● Work instructions
Please go through the listing below and count the lines where the string "features" appears. Answer with the number only.

● Material for this exercise

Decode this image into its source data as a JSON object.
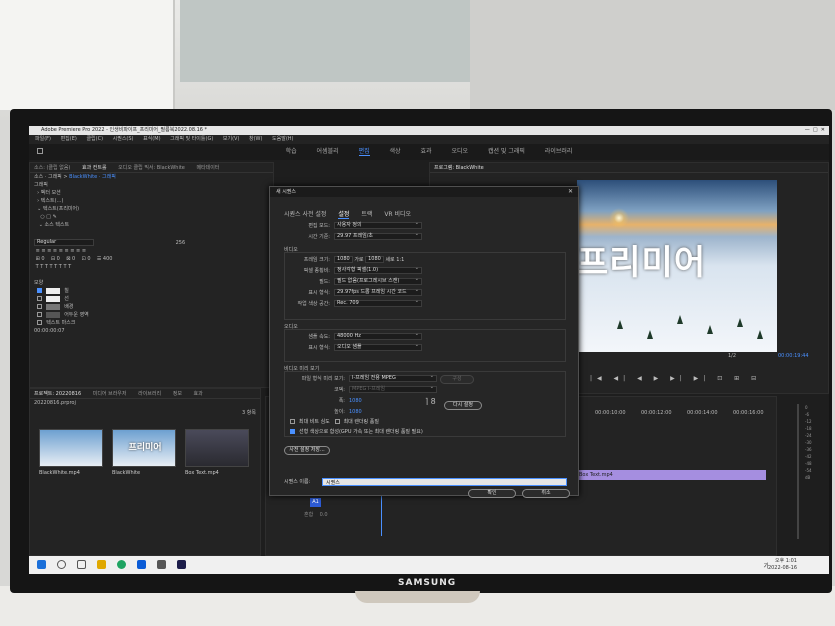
{
  "app": {
    "title": "Adobe Premiere Pro 2022 - 인생비파이프_프리미어_필름북2022.08.16 *",
    "menus": [
      "파일(F)",
      "편집(E)",
      "클립(C)",
      "시퀀스(S)",
      "표식(M)",
      "그래픽 및 타이틀(G)",
      "보기(V)",
      "창(W)",
      "도움말(H)"
    ],
    "workspaces": [
      "학습",
      "어셈블리",
      "편집",
      "색상",
      "효과",
      "오디오",
      "캡션 및 그래픽",
      "라이브러리"
    ],
    "active_workspace": "편집"
  },
  "effect_controls": {
    "tabs": [
      "소스: (클립 없음)",
      "효과 컨트롤",
      "오디오 클립 믹서: BlackWhite",
      "메타데이터"
    ],
    "breadcrumb": [
      "소스 · 그래픽",
      "BlackWhite · 그래픽"
    ],
    "header": "그래픽",
    "items": [
      "벡터 모션",
      "텍스트(…)",
      "텍스트(프리미어)",
      "소스 텍스트"
    ],
    "font_value": "Regular",
    "font_size": "256",
    "appearance_title": "모양",
    "appearance": [
      {
        "label": "칠",
        "checked": true
      },
      {
        "label": "선",
        "checked": false
      },
      {
        "label": "배경",
        "checked": false
      },
      {
        "label": "어두운 영역",
        "checked": false
      },
      {
        "label": "텍스트 마스크",
        "checked": false
      }
    ],
    "time": "00:00:00:07"
  },
  "program": {
    "tab": "프로그램: BlackWhite",
    "overlay_text": "프리미어",
    "timecode": "00:00:19:44",
    "fit": "1/2"
  },
  "project": {
    "tabs": [
      "프로젝트: 20220816",
      "미디어 브라우저",
      "라이브러리",
      "정보",
      "효과"
    ],
    "file": "20220816.prproj",
    "count": "3 항목",
    "clips": [
      {
        "name": "BlackWhite.mp4",
        "overlay": ""
      },
      {
        "name": "BlackWhite",
        "overlay": "프리미어"
      },
      {
        "name": "Box Text.mp4",
        "overlay": ""
      }
    ]
  },
  "timeline": {
    "ruler": [
      "00:00:10:00",
      "00:00:12:00",
      "00:00:14:00",
      "00:00:16:00"
    ],
    "clip": "Box Text.mp4",
    "track": "A1",
    "mix": "혼합",
    "mix_val": "0.0"
  },
  "meter": {
    "ticks": [
      "0",
      "-6",
      "-12",
      "-18",
      "-24",
      "-30",
      "-36",
      "-42",
      "-48",
      "-54",
      "dB"
    ]
  },
  "dialog": {
    "title": "새 시퀀스",
    "tabs": [
      "시퀀스 사전 설정",
      "설정",
      "트랙",
      "VR 비디오"
    ],
    "active_tab": "설정",
    "edit_mode_label": "편집 모드:",
    "edit_mode": "사용자 정의",
    "timebase_label": "시간 기준:",
    "timebase": "29.97 프레임/초",
    "video_title": "비디오",
    "frame_size_label": "프레임 크기:",
    "frame_w": "1080",
    "h_label": "가로",
    "frame_h": "1080",
    "v_label": "세로",
    "ratio": "1:1",
    "pixel_aspect_label": "픽셀 종횡비:",
    "pixel_aspect": "정사각형 픽셀(1.0)",
    "fields_label": "필드:",
    "fields": "필드 없음(프로그레시브 스캔)",
    "display_format_label": "표시 형식:",
    "display_format": "29.97fps 드롭 프레임 시간 코드",
    "color_space_label": "작업 색상 공간:",
    "color_space": "Rec. 709",
    "audio_title": "오디오",
    "sample_rate_label": "샘플 속도:",
    "sample_rate": "48000 Hz",
    "audio_display_label": "표시 형식:",
    "audio_display": "오디오 샘플",
    "preview_title": "비디오 미리 보기",
    "preview_format_label": "파일 형식 미리 보기:",
    "preview_format": "I-프레임 전용 MPEG",
    "config_label": "구성",
    "codec_label": "코덱:",
    "codec": "MPEG I-프레임",
    "width_label": "폭:",
    "width": "1080",
    "height_label": "높이:",
    "height": "1080",
    "reset_label": "다시 설정",
    "max_bit_depth": "최대 비트 심도",
    "max_render_quality": "최대 렌더링 품질",
    "linear_color": "선형 색상으로 합성(GPU 가속 또는 최대 렌더링 품질 필요)",
    "save_preset": "사전 설정 저장...",
    "seq_name_label": "시퀀스 이름:",
    "seq_name": "시퀀스",
    "ok": "확인",
    "cancel": "취소"
  },
  "taskbar": {
    "ime": "가",
    "time": "오후 1:01",
    "date": "2022-08-16"
  },
  "monitor_brand": "SAMSUNG"
}
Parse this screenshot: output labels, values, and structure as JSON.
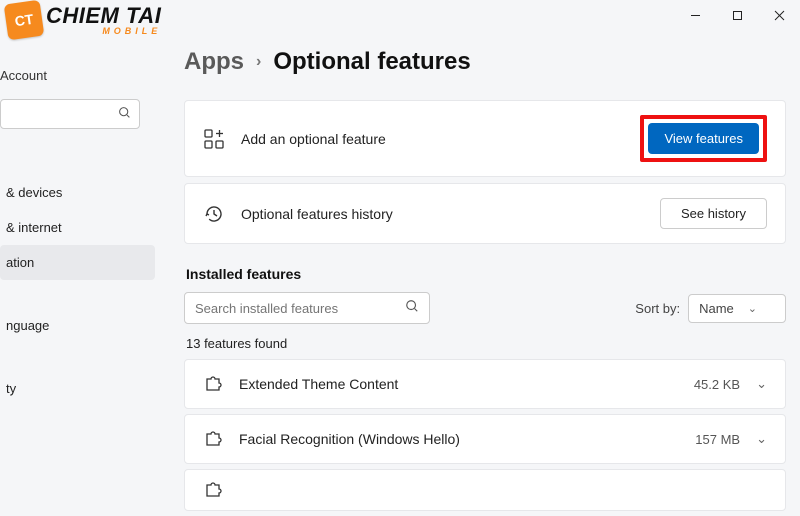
{
  "watermark": {
    "badge": "CT",
    "main": "CHIEM TAI",
    "sub": "MOBILE"
  },
  "sidebar": {
    "account_label": "Account",
    "nav": [
      {
        "label": "& devices"
      },
      {
        "label": "& internet"
      },
      {
        "label": "ation",
        "selected": true
      },
      {
        "label": "nguage"
      },
      {
        "label": "ty"
      }
    ]
  },
  "breadcrumb": {
    "parent": "Apps",
    "current": "Optional features"
  },
  "cards": {
    "add": {
      "label": "Add an optional feature",
      "button": "View features"
    },
    "history": {
      "label": "Optional features history",
      "button": "See history"
    }
  },
  "installed": {
    "title": "Installed features",
    "search_placeholder": "Search installed features",
    "sort_label": "Sort by:",
    "sort_value": "Name",
    "count_text": "13 features found",
    "items": [
      {
        "name": "Extended Theme Content",
        "size": "45.2 KB"
      },
      {
        "name": "Facial Recognition (Windows Hello)",
        "size": "157 MB"
      }
    ]
  }
}
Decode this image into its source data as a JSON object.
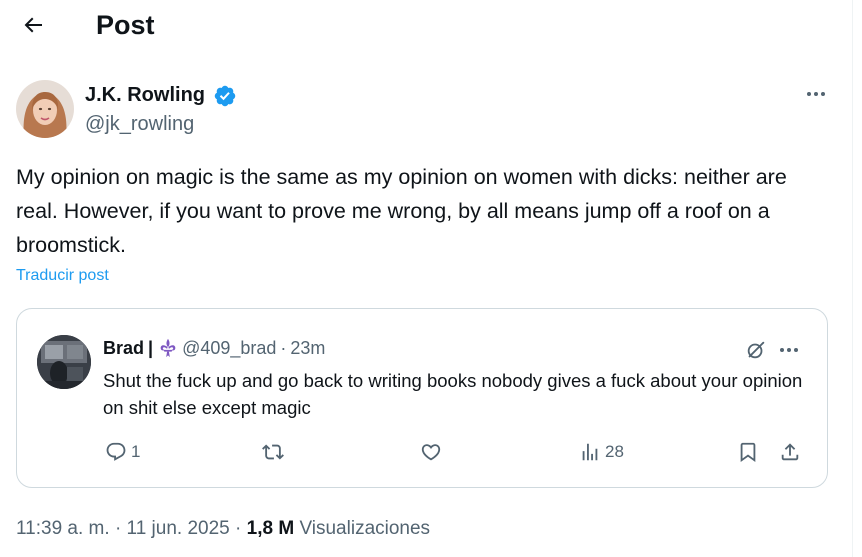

● Problem solution
6